Our approach was created by faculty, for faculty. The model is based on six years of research, development, application and analysis:
Involved hundreds of faculty members at dozens of colleges
Evaluated by Stanford Research Institute
Documented in Taking College Teaching Seriously: Pedagogy Matters!
Our purpose is to not just reinforce your comfort with instructional theories and approaches, but also help you build a systematic way to think about your teaching.
Join a circle of your peers
If you are like most faculty members, you have limited time to connect with your peers and often don't share a vocabulary about your respective teaching approaches.
In our fellowship program, you’ll join a small, online circle of professors teaching similar disciplines – often at other institutions. Together, you'll reflect on your classroom work, connect it to evidence-based instructional practices and get the personalized support of a peer facilitator.
As a result, you’ll have the space to make gains in your teaching in a way that is hard to find without a community to support you.
Reflect on your teaching
At the heart is a reflective practice designed to increase mindfulness and purposeful teaching.
Each week, through our easy-to-use and mobile-friendly web platform, you can capture the purpose, activities and outcomes for a recent class. Then you’ll read your peers’ reflections and share feedback with each other. Your facilitator will also share with you short videos or readings about your recent teaching, personalized for you, not generalized advice which may not be relevant.
Through this reflection cycle, you have a moment to think about what you’ve done in the classroom. And how you might make it better going forward. The key to this approach is that it starts with you. The evidence is what you are already doing in class. And the outcome is what you choose to do with what you’ve learned.
Your time is valuable
peers in a circle plus a dedicated facilitator
1 to 2
hours a week per reflection cycle (not all at once)
We know you have a packed schedule. But we know its worth investing in yourself.
Compared to other professional development programs that ask you to watch videos or attend workshops – our research-based approach takes a different view. And yes, it takes time. Between one and two hours a week, typically for two to four academic terms.
While we can’t magically give you more time, we do make it easy to reflect on your work and participate in a community – from the convenience of your computer or mobile device.
And we reward you. All faculty who complete the fellowship receives a Faculty Guild Certification of Pedagogy Foundations.
Is this for you?
Fellows come in various forms,
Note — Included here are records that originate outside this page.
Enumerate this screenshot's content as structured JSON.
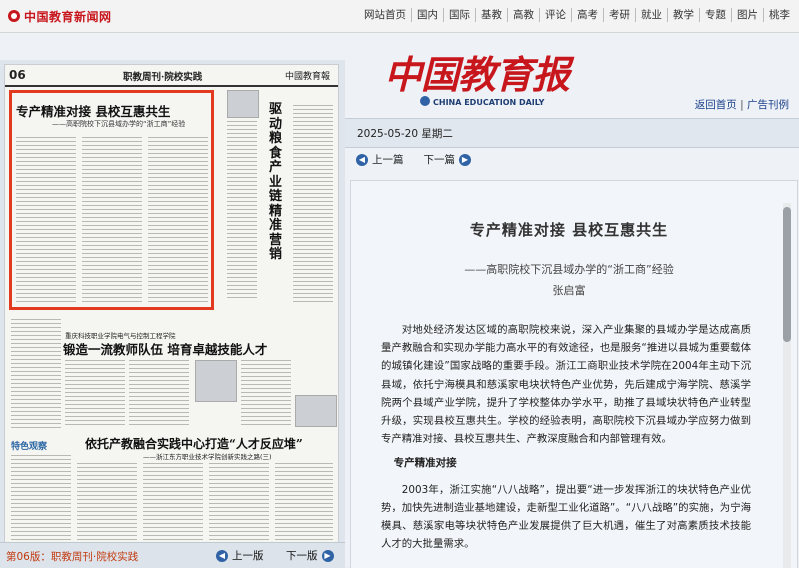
{
  "site": {
    "logo_text": "中国教育新闻网",
    "nav": [
      "网站首页",
      "国内",
      "国际",
      "基教",
      "高教",
      "评论",
      "高考",
      "考研",
      "就业",
      "教学",
      "专题",
      "图片",
      "桃李"
    ]
  },
  "masthead": {
    "title_cn": "中国教育报",
    "title_en": "CHINA EDUCATION DAILY",
    "links": [
      "返回首页",
      "广告刊例"
    ],
    "date": "2025-05-20  星期二"
  },
  "pager": {
    "prev": "上一篇",
    "next": "下一篇"
  },
  "paper_page": {
    "number": "06",
    "column": "职教周刊·院校实践",
    "brand": "中國教育報",
    "headline": "专产精准对接  县校互惠共生",
    "headline_sub": "——高职院校下沉县域办学的“浙工商”经验",
    "side_title": "驱动粮食产业链精准营销",
    "story2_kicker": "重庆科技职业学院电气与控制工程学院",
    "story2_title": "锻造一流教师队伍  培育卓越技能人才",
    "story3_title": "依托产教融合实践中心打造“人才反应堆”",
    "story3_sub": "——浙江东方职业技术学院创新实践之路(三)",
    "badge": "特色观察"
  },
  "left_footer": {
    "page_label": "第06版：职教周刊·院校实践",
    "prev": "上一版",
    "next": "下一版"
  },
  "article": {
    "title": "专产精准对接  县校互惠共生",
    "subtitle": "——高职院校下沉县域办学的“浙工商”经验",
    "author": "张启富",
    "para1": "对地处经济发达区域的高职院校来说，深入产业集聚的县域办学是达成高质量产教融合和实现办学能力高水平的有效途径，也是服务“推进以县城为重要载体的城镇化建设”国家战略的重要手段。浙江工商职业技术学院在2004年主动下沉县域，依托宁海模具和慈溪家电块状特色产业优势，先后建成宁海学院、慈溪学院两个县域产业学院，提升了学校整体办学水平，助推了县域块状特色产业转型升级，实现县校互惠共生。学校的经验表明，高职院校下沉县域办学应努力做到专产精准对接、县校互惠共生、产教深度融合和内部管理有效。",
    "section1": "专产精准对接",
    "para2": "2003年，浙江实施“八八战略”，提出要“进一步发挥浙江的块状特色产业优势，加快先进制造业基地建设，走新型工业化道路”。“八八战略”的实施，为宁海模具、慈溪家电等块状特色产业发展提供了巨大机遇，催生了对高素质技术技能人才的大批量需求。"
  },
  "colors": {
    "brand_red": "#c8161d",
    "link_blue": "#1a3f8a",
    "highlight": "#e23a1e"
  }
}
but they all favorably respond to these questions:
Do you enjoy connecting with other faculty members?
Teaching can be isolating and you could use a little community in a way that isn’t threatening or competitive.
Are you curious about evidence-based teaching practices?
Maybe you are already using them. Maybe you don’t know what to call them. Maybe you’ve never heard of them. All good. We’ll do it together.
Do you want to improve by doing, instead of passively participating?
Rather than being told what to do, you want to explore your own development, on your own time.
Do you want to track your teaching approaches and improvement?
Through a fellowship, you’ll develop a teaching profile that will show you which instructional practices you turn to naturally and which ones you may need to explore more deeply. There isn’t a right way – just your way.
Are you able to make a weekly commitment?
By signing up, you know you are making a commitment to your own teaching practice and the development of your peers.
We appreciate you taking the time to learn more about Faculty Guild.
Let us know that you've been here by completing the form below.
The information you provide in this form will be shared with our point of contact at your institution. From time to time, we may also send you invitations to webinars and other events to learn more about Faculty Guild.
Frequently Asked Questions
Do I need to be teaching a course while I’m participating in the fellowship?
Yes. Because the reflective practice is based on work you are currently doing in the classroom or online activity, you need to be teaching while participating in the program.
I see that it is a 2-4 term commitment, what happens if I’m not teaching a class next term?
The two to four terms do not need to be consecutive. With your institution's support, we can place a fellowship on hold for up to two terms.
What do I need to participate?
Besides teaching a class, all you need is a computer or mobile device with internet access.
What kind of certificate will I receive?
Fellows who complete two terms of the fellowship receive a Faculty Guild Certification of Pedagogy Foundation.
Who are the facilitators?
Faculty Guild facilitators are current and former college faculty who have strong interest and expertise in evidence-based instruction. They became facilitators by first participating in this reflective process, then by successfully being trained in the facilitation process. They have experienced many of the things you face every day. Their purpose is to guide the circle through the reflection process and the exploration of the instructional practices.
Will my information and reflections be shared with my institution?
Your personal information, including your reflections, will only be seen within your circle and by appropriate Faculty Guild staff. Your institution will receive aggregated, de-identified data about a cohort of faculty so they can get a sense for how the fellowship is progressing. You can also elect to share your information with other colleagues, your institution, perhaps as part of an evaluation process, or even the public. Your institution is contractually prohibited from requiring you to share your data.
Are there ever face to face requirements?
No. While some local programming to interact face-to-face with peers from your institution and to celebrate your success is recommended, this activity is optional. As part of the start of term orientation, you will be asked to participate in one or two synchronous online meetings to meet and engage with your circle. All other work is online and asynchronous so you can do it on your schedule.